Trembling Hands:How far will one friend go for another? In Ivonne Azurdia's grotesque, funny crime drama now in its world premiere by the Mad Cat Theatre Company, the answer is very, very far indeed. Following up on her splendid Tin Box Boomerang, a hit for Mad Cat last season, Azurdia again spins a tale of loyalty, menace, and money woes, this time among three Miami medical-school students whose quest to come up with quick cash leads them into a ghastly scheme that goes haywire. Filled with film noir references and pungent humor, Trembling Hands is another high-energy entertainment from the Mad Cat crew. -- RM Through May 1. The Light Box, 3000 Biscayne Blvd. 305-576-6377.
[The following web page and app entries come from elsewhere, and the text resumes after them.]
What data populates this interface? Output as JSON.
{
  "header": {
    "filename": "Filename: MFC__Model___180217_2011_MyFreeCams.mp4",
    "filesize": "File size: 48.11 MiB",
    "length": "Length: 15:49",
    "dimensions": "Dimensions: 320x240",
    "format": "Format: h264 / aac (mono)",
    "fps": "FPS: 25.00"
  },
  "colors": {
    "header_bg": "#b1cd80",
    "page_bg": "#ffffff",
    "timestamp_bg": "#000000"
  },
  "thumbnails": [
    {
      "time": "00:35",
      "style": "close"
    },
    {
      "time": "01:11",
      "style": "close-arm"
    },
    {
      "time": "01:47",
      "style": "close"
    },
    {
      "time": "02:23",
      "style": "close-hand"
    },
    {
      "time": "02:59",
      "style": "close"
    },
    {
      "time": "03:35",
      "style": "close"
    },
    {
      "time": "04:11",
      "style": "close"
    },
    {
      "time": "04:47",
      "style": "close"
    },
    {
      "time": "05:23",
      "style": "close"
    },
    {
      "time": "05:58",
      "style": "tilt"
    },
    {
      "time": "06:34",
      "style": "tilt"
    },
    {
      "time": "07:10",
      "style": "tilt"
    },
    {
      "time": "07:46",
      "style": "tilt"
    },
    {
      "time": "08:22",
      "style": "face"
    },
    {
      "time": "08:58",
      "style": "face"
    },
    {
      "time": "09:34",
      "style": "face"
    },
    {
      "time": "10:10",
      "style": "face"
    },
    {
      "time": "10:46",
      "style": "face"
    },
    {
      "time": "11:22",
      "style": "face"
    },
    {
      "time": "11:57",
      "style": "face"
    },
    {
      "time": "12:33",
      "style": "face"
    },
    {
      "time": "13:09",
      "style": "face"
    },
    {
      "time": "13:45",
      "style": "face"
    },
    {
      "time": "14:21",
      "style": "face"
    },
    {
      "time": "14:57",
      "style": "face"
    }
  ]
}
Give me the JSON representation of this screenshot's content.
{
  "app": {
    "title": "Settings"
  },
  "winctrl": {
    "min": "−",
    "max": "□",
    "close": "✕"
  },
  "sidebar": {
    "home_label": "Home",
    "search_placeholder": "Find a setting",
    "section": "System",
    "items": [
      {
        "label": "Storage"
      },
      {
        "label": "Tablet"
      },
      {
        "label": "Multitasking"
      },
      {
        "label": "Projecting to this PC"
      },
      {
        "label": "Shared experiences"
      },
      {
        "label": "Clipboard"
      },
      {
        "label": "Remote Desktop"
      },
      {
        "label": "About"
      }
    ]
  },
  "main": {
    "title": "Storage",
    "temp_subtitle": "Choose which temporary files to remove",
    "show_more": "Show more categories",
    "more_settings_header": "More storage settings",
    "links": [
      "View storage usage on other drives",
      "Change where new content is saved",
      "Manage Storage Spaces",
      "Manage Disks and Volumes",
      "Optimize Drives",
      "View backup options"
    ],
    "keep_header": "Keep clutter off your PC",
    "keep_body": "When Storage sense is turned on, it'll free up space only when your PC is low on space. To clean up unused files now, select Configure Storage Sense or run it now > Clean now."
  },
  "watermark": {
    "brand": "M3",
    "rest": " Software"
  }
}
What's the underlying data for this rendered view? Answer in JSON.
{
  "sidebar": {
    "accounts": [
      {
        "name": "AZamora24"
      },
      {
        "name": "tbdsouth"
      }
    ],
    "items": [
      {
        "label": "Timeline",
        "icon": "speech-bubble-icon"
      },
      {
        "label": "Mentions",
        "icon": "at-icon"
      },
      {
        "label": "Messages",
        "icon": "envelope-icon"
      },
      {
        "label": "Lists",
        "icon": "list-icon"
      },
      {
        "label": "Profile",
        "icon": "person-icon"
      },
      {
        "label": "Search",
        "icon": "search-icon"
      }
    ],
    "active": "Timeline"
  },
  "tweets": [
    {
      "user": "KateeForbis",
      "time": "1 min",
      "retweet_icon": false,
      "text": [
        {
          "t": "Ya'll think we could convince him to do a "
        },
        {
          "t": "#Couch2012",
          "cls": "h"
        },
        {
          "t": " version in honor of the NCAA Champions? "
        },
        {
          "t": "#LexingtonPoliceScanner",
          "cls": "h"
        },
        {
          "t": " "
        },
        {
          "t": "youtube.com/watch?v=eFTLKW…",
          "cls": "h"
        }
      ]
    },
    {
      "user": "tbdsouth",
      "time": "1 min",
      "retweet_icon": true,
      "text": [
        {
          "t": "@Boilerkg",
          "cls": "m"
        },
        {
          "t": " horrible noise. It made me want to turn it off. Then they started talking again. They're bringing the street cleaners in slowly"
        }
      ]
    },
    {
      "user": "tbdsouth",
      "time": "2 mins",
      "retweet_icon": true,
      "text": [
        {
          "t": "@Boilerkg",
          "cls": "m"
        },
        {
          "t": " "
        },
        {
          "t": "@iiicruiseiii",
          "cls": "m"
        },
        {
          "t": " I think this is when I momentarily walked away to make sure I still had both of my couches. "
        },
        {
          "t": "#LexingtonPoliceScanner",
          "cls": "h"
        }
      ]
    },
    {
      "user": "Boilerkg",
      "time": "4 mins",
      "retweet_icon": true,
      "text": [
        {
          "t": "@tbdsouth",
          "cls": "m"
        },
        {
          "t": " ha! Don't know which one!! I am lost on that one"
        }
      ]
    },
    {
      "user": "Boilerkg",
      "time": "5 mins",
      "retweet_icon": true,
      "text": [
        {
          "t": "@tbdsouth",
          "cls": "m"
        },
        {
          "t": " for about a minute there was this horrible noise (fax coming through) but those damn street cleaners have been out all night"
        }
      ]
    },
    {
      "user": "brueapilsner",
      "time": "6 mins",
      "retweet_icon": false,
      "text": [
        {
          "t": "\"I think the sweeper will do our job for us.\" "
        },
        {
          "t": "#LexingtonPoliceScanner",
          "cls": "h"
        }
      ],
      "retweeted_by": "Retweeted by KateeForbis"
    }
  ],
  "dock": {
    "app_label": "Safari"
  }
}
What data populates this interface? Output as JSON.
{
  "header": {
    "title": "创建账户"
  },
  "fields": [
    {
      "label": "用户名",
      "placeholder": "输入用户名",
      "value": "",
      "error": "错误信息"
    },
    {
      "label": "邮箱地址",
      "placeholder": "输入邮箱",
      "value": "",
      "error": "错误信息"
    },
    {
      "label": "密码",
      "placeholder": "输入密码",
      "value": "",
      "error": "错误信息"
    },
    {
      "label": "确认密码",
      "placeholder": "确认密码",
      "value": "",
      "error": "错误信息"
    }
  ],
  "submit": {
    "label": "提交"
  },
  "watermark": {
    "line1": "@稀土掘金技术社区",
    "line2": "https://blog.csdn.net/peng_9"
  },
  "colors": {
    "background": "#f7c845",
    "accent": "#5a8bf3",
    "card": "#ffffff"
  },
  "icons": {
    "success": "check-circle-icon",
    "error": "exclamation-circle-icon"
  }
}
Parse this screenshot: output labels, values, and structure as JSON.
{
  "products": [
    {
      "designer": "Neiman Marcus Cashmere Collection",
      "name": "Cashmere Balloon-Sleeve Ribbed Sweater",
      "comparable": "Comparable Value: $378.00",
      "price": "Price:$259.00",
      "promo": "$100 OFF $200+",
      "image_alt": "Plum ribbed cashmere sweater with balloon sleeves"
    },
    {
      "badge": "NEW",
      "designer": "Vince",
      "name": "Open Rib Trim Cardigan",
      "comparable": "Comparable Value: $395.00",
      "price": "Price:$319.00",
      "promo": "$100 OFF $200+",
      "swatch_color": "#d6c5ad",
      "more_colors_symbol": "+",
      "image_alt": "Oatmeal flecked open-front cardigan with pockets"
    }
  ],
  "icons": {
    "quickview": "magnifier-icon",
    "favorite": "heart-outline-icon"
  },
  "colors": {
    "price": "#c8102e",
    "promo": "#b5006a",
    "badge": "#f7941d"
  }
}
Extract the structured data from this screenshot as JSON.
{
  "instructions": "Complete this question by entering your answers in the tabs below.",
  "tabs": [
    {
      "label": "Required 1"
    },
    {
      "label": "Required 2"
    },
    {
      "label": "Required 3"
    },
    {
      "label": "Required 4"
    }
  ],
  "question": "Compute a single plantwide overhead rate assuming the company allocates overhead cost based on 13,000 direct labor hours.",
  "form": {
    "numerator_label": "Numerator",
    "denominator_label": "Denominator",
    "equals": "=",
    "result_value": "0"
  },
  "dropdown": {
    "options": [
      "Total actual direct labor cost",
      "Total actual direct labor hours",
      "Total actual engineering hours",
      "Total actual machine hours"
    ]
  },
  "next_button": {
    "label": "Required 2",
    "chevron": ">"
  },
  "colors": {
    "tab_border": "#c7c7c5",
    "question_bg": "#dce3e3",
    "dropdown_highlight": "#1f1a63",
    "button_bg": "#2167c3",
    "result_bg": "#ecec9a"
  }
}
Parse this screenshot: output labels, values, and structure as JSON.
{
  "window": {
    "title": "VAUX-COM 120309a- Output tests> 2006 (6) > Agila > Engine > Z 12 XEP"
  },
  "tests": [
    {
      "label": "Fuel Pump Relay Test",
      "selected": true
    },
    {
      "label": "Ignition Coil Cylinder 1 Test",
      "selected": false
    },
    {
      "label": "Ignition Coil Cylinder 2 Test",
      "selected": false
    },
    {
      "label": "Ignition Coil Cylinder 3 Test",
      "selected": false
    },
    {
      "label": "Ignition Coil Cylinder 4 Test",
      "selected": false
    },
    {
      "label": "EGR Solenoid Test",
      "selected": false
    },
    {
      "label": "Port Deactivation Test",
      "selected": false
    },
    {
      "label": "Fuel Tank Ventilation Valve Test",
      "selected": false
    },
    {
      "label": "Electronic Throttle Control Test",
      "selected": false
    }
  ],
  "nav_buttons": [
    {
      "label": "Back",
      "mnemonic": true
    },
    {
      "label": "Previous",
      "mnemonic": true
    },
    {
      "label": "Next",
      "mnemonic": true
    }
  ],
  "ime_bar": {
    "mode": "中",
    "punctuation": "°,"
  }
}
Waiting for Godot: Robert Hooker's production of Samuel Beckett's absurdist classic at the Sol Theatre Project features a lot of agile physicality and snappy patter with a decidedly hip, modern sensibility. The solid production is anchored by the inspired clowning of Jim Gibbons and Jim Sweet as two road-weary tramps waiting in the middle of nowhere for someone who may never show up. While Hooker's staging misses some of Beckett's deeper meanings, this inventive, high-energy show is smart, fast, and thoroughly engaging. -- RM Through April 25. Sol Theatre Project, 1140 N. Flagler Dr., Fort Lauderdale. 954-525-6555.